15-12-2016

The United Nations Children's Fund (Unicef) has estimated that in 2015, there were globally no fewer than 100 000 unaccompanied migrant and refugee children. Europol has stated that at least 10 000 unaccompanied child refugees have gone missing after arriving in Europe. There are various reasons why a child may be unaccompanied or separated, including persecution of the child or the parents; international conflict and civil war; human trafficking and smuggling, including sale by parents; accidental separation from the parents over the course of their journey; and searching for better economic opportunities. The UN Committee on the Rights of the Child has identified a number of protection gaps in the treatment of such children, including that unaccompanied and separated children face greater risks of, inter alia, sexual exploitation and abuse, military recruitment, child labour (including for foster families) and detention. In many countries, unaccompanied and separated children are routinely denied entry to or detained by border or immigration officials. In other cases, they are admitted but are denied access to asylum procedures, or their asylum claims are not handled in an age and gender-sensitive manner. Some countries impede separated children who are recognised as refugees from applying for family reunification.

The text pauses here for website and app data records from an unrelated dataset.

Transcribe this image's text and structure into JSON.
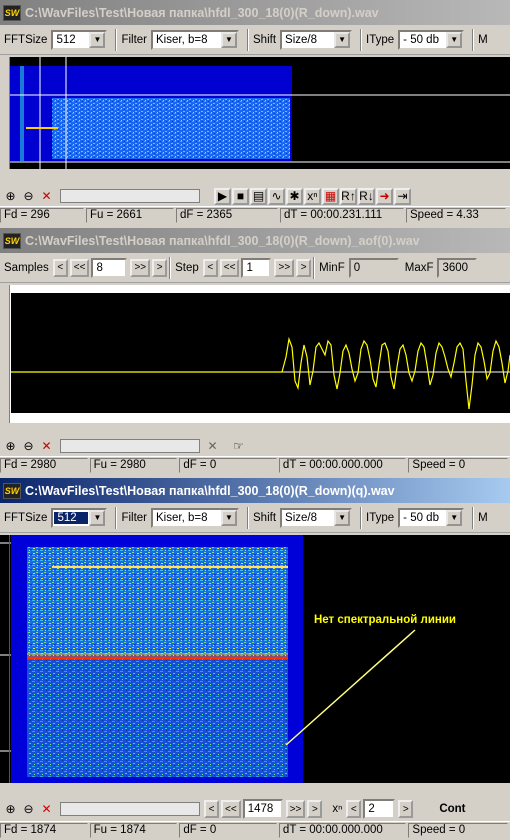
{
  "app_icon": "SW",
  "windows": [
    {
      "title": "C:\\WavFiles\\Test\\Новая папка\\hfdl_300_18(0)(R_down).wav",
      "toolbar": {
        "fftsize_label": "FFTSize",
        "fftsize_value": "512",
        "filter_label": "Filter",
        "filter_value": "Kiser, b=8",
        "shift_label": "Shift",
        "shift_value": "Size/8",
        "itype_label": "IType",
        "itype_value": "- 50 db",
        "overflow_label": "M"
      },
      "status": {
        "fd": "Fd = 296",
        "fu": "Fu = 2661",
        "df": "dF = 2365",
        "dt": "dT = 00:00.231.111",
        "speed": "Speed = 4.33"
      }
    },
    {
      "title": "C:\\WavFiles\\Test\\Новая папка\\hfdl_300_18(0)(R_down)_aof(0).wav",
      "toolbar": {
        "samples_label": "Samples",
        "samples_value": "8",
        "step_label": "Step",
        "step_value": "1",
        "minf_label": "MinF",
        "minf_value": "0",
        "maxf_label": "MaxF",
        "maxf_value": "3600"
      },
      "status": {
        "fd": "Fd = 2980",
        "fu": "Fu = 2980",
        "df": "dF = 0",
        "dt": "dT = 00:00.000.000",
        "speed": "Speed = 0"
      }
    },
    {
      "title": "C:\\WavFiles\\Test\\Новая папка\\hfdl_300_18(0)(R_down)(q).wav",
      "toolbar": {
        "fftsize_label": "FFTSize",
        "fftsize_value": "512",
        "filter_label": "Filter",
        "filter_value": "Kiser, b=8",
        "shift_label": "Shift",
        "shift_value": "Size/8",
        "itype_label": "IType",
        "itype_value": "- 50 db",
        "overflow_label": "M"
      },
      "annotation": "Нет спектральной линии",
      "nav": {
        "position_value": "1478",
        "power_label": "xⁿ",
        "power_value": "2",
        "cont_label": "Cont"
      },
      "status": {
        "fd": "Fd = 1874",
        "fu": "Fu = 1874",
        "df": "dF = 0",
        "dt": "dT = 00:00.000.000",
        "speed": "Speed = 0"
      }
    }
  ],
  "colors": {
    "spectrogram_bg": "#0000cc",
    "spectrogram_noise": "#1060ff",
    "waveform": "#ffff00",
    "marker_line": "#ff3000",
    "annotation_text": "#ffff00"
  },
  "icons": [
    "zoom-in-icon",
    "zoom-out-icon",
    "clear-icon",
    "play-icon",
    "stop-icon",
    "spectrum-icon",
    "markers-icon",
    "power-icon",
    "palette-icon",
    "rotate-right-icon",
    "rotate-left-icon",
    "export-icon",
    "exit-icon",
    "hand-pointer-icon"
  ]
}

Many such children are granted only temporary status, which ends when they turn 18, and there are few effective return programmes. The vulnerable situation of migrant unaccompanied and separated minors worldwide, and the threats they face need to be addressed, particularly with the significant increase in their number in the current ‘refugee crisis’. The 2016 State of the Union speech called for a strong and immediate protection of unaccompanied and separated minors, in line with the EU's historical values.

The United Nations Children's Fund (Unicef) has estimated that in 2015, there were globally no fewer than 100 000 unaccompanied migrant and refugee children. Europol has stated that at least 10 000 unaccompanied child refugees have gone missing after arriving in Europe. There are various reasons why a child may be unaccompanied or separated, including persecution of the child or the parents; international conflict and civil war; human trafficking and smuggling, including sale by parents; accidental separation from the parents over the course of their journey; and searching for better economic opportunities. The UN Committee on the Rights of the Child has identified a number of protection gaps in the treatment of such children, including that unaccompanied and separated children face greater risks of, inter alia, sexual exploitation and abuse, military recruitment, child labour (including for foster families) and detention. In many countries, unaccompanied and separated children are routinely denied entry to or detained by border or immigration officials. In other cases, they are admitted but are denied access to asylum procedures, or their asylum claims are not handled in an age and gender-sensitive manner. Some countries impede separated children who are recognised as refugees from applying for family reunification. Many such children are granted only temporary status, which ends when they turn 18, and there are few effective return programmes. The vulnerable situation of migrant unaccompanied and separated minors worldwide, and the threats they face need to be addressed, particularly with the significant increase in their number in the current ‘refugee crisis’. The 2016 State of the Union speech called for a strong and immediate protection of unaccompanied and separated minors, in line with the EU's historical values.